New World Pinot Noir
From a winemaking perspective, Pinot Noir is in the midst of an exciting transition between traditional Burgundian approaches and new world innovations that help winemakers produce high quality and unique wines. New world winemakers are now beginning to understand how to make the best Pinot Noir from their vineyards rather than simply trying to emulate Burgundy.
These winemakers have developed new techniques for fruit handling, vinification and aging that are better suited to the character of the fruit they grow. The resulting wines continue to improve in both quality and style, although the style that has developed bears no resemblance to traditional Burgundy Pinot. Many Burgundians have adopted some of the techniques pioneered by new world Pinot winemakers as we’ve raised the bar in terms of the quality and expression of this incredible grape.

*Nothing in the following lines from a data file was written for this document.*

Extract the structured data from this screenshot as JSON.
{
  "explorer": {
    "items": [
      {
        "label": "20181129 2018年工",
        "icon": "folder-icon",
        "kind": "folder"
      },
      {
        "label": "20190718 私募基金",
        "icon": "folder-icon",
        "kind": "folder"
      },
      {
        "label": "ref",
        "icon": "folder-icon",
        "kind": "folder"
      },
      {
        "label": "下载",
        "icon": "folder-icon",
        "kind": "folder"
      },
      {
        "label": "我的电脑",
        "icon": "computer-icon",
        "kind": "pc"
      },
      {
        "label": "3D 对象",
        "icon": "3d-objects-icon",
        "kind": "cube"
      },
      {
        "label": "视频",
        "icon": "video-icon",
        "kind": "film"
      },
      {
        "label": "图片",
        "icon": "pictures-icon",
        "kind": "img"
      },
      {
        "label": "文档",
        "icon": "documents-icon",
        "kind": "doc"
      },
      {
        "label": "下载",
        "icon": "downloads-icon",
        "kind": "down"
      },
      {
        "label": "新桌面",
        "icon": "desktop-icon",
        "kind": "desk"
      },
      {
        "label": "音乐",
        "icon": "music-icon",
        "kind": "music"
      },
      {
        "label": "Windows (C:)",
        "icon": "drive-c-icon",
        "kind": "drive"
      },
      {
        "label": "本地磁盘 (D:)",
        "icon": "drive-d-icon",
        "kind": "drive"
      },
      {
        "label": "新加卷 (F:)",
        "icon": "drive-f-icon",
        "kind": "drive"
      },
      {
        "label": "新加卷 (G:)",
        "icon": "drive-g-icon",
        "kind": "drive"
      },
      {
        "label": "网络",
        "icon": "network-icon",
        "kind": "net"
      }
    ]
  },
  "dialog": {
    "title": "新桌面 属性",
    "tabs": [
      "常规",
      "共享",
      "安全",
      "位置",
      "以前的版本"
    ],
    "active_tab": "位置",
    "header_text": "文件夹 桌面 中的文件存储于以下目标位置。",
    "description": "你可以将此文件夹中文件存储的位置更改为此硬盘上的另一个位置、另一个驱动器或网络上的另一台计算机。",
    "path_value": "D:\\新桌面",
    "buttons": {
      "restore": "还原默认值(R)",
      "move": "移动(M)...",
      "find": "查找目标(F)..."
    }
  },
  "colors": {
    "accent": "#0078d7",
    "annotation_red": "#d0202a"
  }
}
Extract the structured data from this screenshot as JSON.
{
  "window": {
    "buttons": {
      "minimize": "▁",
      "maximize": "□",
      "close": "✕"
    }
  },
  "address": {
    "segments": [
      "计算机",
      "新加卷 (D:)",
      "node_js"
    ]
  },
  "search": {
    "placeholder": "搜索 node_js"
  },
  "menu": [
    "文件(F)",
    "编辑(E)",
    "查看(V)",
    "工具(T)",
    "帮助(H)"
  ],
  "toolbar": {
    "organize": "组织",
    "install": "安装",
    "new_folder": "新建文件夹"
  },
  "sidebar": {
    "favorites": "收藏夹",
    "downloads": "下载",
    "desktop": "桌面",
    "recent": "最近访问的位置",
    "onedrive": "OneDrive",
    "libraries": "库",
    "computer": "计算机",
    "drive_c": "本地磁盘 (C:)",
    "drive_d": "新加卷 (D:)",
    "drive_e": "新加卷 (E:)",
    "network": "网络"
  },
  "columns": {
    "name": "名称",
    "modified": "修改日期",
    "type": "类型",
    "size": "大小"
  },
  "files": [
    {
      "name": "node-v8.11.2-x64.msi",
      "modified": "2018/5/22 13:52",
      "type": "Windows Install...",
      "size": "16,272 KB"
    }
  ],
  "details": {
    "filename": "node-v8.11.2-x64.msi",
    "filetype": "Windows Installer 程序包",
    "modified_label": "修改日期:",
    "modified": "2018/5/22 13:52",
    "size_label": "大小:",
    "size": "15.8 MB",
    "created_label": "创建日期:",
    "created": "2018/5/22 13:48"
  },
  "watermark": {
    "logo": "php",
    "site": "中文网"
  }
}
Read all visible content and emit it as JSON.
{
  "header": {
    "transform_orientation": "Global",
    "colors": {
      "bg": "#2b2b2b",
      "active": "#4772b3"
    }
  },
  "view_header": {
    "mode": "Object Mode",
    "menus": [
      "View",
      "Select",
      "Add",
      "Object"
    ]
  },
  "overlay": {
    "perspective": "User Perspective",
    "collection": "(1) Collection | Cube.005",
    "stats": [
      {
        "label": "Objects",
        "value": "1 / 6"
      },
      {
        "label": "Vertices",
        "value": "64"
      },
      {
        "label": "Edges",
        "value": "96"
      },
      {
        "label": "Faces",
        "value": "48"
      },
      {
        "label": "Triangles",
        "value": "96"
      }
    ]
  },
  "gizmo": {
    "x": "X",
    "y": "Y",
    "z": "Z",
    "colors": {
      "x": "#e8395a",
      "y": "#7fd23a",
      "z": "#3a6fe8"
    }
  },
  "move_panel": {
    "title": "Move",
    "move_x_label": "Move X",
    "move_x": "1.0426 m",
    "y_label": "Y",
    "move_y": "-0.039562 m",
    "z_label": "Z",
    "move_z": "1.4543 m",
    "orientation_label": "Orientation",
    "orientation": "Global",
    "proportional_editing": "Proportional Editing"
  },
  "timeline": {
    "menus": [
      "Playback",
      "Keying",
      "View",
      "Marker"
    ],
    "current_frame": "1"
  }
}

Growing up in New Zealand and making wine both there and for the last six years in California has definitely exposed me to the two hemispheres of Pinot Noir. I’m in a unique position to observe how distinctly different styles of Pinot emerge from wine producing regions in the northern and southern hemispheres. This is indicative of the grape itself, which expresses terrior more strongly than almost any other varietal. Pinot Noir grown in one area can simply not be made to taste like Pinot from another area.
New Zealand Pinot Noirs range from the high-tone red fruit of Central Otago to the dense, earthy complexity of Martinborough. These differences relate in part to the soils but the climate exerts the greatest power on the fruit. Central Otago has a short but intense summer, which gives a ripe, sweet, red-fruit character. Martinborough, on the other hand, has a much more moderate maritime climate with a longer, cooler growing season, lending itself to darker fruits and more complexity. The other main Pinot regions of Marlborough and Waipara fall in between. Likewise in California, distinctly different Pinots emerge from different regions up and down the coast. Certain appellations, however, share some similarities. I frequently liken Edna Valley to the Santa Rita Hills or the Santa Lucia Highlands, I surmise, due to the coastal influence in these three areas.
One exciting thing about Pinot right now is all the single vineyard bottlings that really showcase terrior. In a sense, the winemaker helps the vineyard emerge from the glass. Sure, we can make a blend from multiple vineyards that may be a great wine, but something about the purity of flavor in a single vineyard wine really appeals to those who love to create and enjoy this “holy grail” of wines.
Fin du Fresne is Winemaker at Chamisal Vineyards in the Edna Valley AVA
This article first appeared on colorandaroma.com
photos: Chamisal Vineyards